* DATA RECORDS *
--------------------------------

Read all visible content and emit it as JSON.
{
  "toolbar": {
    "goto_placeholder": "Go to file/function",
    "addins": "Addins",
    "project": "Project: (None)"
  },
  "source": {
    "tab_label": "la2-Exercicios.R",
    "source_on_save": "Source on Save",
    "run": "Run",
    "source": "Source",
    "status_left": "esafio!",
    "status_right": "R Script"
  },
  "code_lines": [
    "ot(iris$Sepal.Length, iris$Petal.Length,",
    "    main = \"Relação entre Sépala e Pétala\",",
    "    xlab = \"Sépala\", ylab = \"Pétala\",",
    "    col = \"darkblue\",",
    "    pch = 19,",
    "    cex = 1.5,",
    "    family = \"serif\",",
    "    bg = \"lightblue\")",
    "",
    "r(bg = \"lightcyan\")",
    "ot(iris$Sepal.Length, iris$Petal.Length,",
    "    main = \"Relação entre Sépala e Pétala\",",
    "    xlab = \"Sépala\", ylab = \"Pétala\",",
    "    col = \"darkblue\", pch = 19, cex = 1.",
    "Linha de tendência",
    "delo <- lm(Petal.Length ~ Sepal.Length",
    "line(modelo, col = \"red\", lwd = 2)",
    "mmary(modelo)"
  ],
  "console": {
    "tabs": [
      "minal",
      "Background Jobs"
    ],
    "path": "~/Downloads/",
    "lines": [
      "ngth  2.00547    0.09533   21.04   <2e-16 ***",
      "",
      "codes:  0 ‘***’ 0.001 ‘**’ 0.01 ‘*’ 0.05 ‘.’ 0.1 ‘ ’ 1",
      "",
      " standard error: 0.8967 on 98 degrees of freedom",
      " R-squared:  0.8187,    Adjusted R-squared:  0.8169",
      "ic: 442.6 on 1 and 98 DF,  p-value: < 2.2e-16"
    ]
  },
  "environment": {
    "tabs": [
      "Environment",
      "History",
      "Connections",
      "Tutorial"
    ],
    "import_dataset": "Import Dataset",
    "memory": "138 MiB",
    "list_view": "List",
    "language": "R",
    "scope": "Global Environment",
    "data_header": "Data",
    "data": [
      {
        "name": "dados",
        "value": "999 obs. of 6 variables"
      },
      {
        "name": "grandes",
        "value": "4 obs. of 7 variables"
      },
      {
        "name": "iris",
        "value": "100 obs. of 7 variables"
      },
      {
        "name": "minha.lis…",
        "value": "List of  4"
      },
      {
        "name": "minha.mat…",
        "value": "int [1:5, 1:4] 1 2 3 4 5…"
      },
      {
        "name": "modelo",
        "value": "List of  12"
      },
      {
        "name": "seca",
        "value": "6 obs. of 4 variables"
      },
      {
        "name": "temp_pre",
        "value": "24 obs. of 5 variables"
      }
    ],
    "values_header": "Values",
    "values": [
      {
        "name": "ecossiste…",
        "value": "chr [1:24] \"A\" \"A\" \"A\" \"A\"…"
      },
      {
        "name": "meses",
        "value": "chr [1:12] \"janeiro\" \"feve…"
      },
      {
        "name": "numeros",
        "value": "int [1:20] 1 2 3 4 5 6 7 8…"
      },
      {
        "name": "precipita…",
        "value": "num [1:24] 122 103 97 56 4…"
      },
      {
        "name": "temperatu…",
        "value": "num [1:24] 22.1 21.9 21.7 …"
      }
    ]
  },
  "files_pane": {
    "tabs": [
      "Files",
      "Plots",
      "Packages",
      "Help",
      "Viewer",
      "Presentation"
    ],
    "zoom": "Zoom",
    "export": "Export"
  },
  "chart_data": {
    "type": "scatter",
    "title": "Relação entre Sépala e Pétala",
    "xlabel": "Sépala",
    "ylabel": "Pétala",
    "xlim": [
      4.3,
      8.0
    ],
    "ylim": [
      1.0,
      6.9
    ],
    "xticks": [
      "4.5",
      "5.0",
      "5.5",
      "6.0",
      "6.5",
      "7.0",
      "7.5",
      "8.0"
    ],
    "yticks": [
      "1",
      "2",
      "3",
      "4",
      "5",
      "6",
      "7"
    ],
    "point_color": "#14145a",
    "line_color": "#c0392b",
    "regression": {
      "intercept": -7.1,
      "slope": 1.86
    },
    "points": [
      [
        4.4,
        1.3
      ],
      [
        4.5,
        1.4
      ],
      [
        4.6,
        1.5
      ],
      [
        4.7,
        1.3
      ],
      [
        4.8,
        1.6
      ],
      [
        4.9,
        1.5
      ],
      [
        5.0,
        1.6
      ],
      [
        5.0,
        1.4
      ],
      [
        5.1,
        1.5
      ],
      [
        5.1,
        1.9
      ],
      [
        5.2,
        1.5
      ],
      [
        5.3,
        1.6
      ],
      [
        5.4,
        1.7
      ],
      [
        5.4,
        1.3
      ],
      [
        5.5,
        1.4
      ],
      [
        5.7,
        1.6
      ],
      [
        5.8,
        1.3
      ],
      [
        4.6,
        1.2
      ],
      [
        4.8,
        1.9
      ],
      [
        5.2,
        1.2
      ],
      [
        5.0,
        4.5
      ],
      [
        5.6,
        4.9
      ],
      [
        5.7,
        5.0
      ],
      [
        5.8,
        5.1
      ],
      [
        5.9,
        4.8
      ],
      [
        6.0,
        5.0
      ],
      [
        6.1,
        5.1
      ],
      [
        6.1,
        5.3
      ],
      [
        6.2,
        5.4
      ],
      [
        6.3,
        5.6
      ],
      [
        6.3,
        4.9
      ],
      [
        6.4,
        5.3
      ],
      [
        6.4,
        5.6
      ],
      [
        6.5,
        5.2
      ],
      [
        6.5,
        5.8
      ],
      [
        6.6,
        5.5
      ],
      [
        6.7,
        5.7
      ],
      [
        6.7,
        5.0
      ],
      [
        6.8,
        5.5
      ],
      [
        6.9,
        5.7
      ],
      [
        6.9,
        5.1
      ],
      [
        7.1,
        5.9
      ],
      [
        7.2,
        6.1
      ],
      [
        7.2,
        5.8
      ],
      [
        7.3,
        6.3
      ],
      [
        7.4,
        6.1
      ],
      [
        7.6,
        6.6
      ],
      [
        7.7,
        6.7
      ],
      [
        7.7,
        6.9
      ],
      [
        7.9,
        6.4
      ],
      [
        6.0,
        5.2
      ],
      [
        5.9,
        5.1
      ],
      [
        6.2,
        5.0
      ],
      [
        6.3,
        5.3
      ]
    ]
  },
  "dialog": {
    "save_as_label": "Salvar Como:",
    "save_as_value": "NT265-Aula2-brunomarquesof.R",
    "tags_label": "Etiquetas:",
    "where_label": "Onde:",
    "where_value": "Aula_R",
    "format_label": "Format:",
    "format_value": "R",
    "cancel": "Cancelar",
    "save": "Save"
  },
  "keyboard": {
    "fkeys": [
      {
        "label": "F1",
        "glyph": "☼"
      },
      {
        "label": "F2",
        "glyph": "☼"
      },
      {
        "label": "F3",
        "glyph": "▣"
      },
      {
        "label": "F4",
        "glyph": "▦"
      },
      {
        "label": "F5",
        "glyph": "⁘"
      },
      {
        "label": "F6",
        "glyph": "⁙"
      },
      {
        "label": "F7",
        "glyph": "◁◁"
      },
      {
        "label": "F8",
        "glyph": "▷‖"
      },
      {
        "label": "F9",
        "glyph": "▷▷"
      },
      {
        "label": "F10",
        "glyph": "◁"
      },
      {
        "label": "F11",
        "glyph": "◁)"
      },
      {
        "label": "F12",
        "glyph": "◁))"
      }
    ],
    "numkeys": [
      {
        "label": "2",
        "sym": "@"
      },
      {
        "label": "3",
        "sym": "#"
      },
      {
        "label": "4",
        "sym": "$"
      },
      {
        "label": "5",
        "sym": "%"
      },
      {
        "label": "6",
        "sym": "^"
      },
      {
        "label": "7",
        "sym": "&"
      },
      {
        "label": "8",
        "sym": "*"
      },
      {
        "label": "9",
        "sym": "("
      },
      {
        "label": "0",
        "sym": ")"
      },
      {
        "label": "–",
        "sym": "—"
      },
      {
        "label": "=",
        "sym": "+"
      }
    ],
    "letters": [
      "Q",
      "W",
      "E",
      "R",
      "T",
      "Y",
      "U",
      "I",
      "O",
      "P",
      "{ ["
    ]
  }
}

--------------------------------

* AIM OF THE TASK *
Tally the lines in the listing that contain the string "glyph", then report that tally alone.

* SOLVED PROBLEM *
12